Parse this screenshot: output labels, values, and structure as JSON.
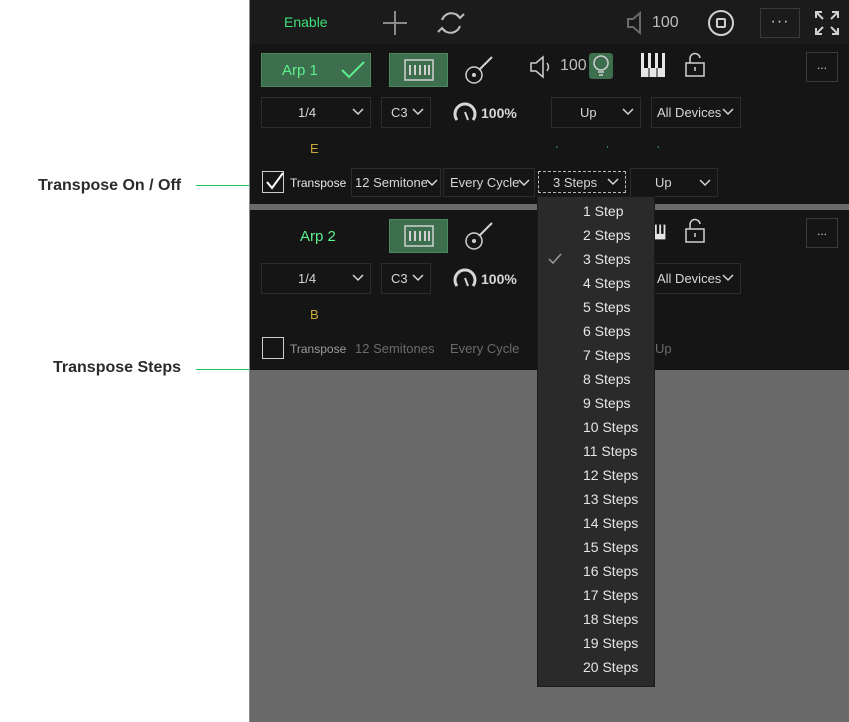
{
  "callouts": {
    "transpose_onoff": "Transpose On / Off",
    "transpose_steps": "Transpose Steps"
  },
  "toolbar": {
    "enable_label": "Enable",
    "volume": "100",
    "more_label": "···"
  },
  "arp1": {
    "name": "Arp 1",
    "volume": "100",
    "rate": "1/4",
    "root": "C3",
    "velocity": "100%",
    "direction": "Up",
    "device": "All Devices",
    "note": "E",
    "transpose_label": "Transpose",
    "semitones": "12 Semitones",
    "cycle": "Every Cycle",
    "steps": "3 Steps",
    "transpose_direction": "Up",
    "more_label": "..."
  },
  "arp2": {
    "name": "Arp 2",
    "rate": "1/4",
    "root": "C3",
    "velocity": "100%",
    "device": "All Devices",
    "note": "B",
    "transpose_label": "Transpose",
    "semitones": "12 Semitones",
    "cycle": "Every Cycle",
    "transpose_direction": "Up",
    "more_label": "..."
  },
  "steps_menu": {
    "selected": "3 Steps",
    "items": [
      "1 Step",
      "2 Steps",
      "3 Steps",
      "4 Steps",
      "5 Steps",
      "6 Steps",
      "7 Steps",
      "8 Steps",
      "9 Steps",
      "10 Steps",
      "11 Steps",
      "12 Steps",
      "13 Steps",
      "14 Steps",
      "15 Steps",
      "16 Steps",
      "17 Steps",
      "18 Steps",
      "19 Steps",
      "20 Steps"
    ]
  },
  "colors": {
    "accent_green": "#3fe07a",
    "button_green": "#3d6e4e",
    "note_yellow": "#c8a93a",
    "panel_bg": "#151515"
  }
}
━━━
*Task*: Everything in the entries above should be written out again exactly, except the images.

*Solution for this exercise*:
Parse this screenshot: output labels, values, and structure as JSON.
{
  "callouts": {
    "transpose_onoff": "Transpose On / Off",
    "transpose_steps": "Transpose Steps"
  },
  "toolbar": {
    "enable_label": "Enable",
    "volume": "100",
    "more_label": "···"
  },
  "arp1": {
    "name": "Arp 1",
    "volume": "100",
    "rate": "1/4",
    "root": "C3",
    "velocity": "100%",
    "direction": "Up",
    "device": "All Devices",
    "note": "E",
    "transpose_label": "Transpose",
    "semitones": "12 Semitones",
    "cycle": "Every Cycle",
    "steps": "3 Steps",
    "transpose_direction": "Up",
    "more_label": "..."
  },
  "arp2": {
    "name": "Arp 2",
    "rate": "1/4",
    "root": "C3",
    "velocity": "100%",
    "device": "All Devices",
    "note": "B",
    "transpose_label": "Transpose",
    "semitones": "12 Semitones",
    "cycle": "Every Cycle",
    "transpose_direction": "Up",
    "more_label": "..."
  },
  "steps_menu": {
    "selected": "3 Steps",
    "items": [
      "1 Step",
      "2 Steps",
      "3 Steps",
      "4 Steps",
      "5 Steps",
      "6 Steps",
      "7 Steps",
      "8 Steps",
      "9 Steps",
      "10 Steps",
      "11 Steps",
      "12 Steps",
      "13 Steps",
      "14 Steps",
      "15 Steps",
      "16 Steps",
      "17 Steps",
      "18 Steps",
      "19 Steps",
      "20 Steps"
    ]
  },
  "colors": {
    "accent_green": "#3fe07a",
    "button_green": "#3d6e4e",
    "note_yellow": "#c8a93a",
    "panel_bg": "#151515"
  }
}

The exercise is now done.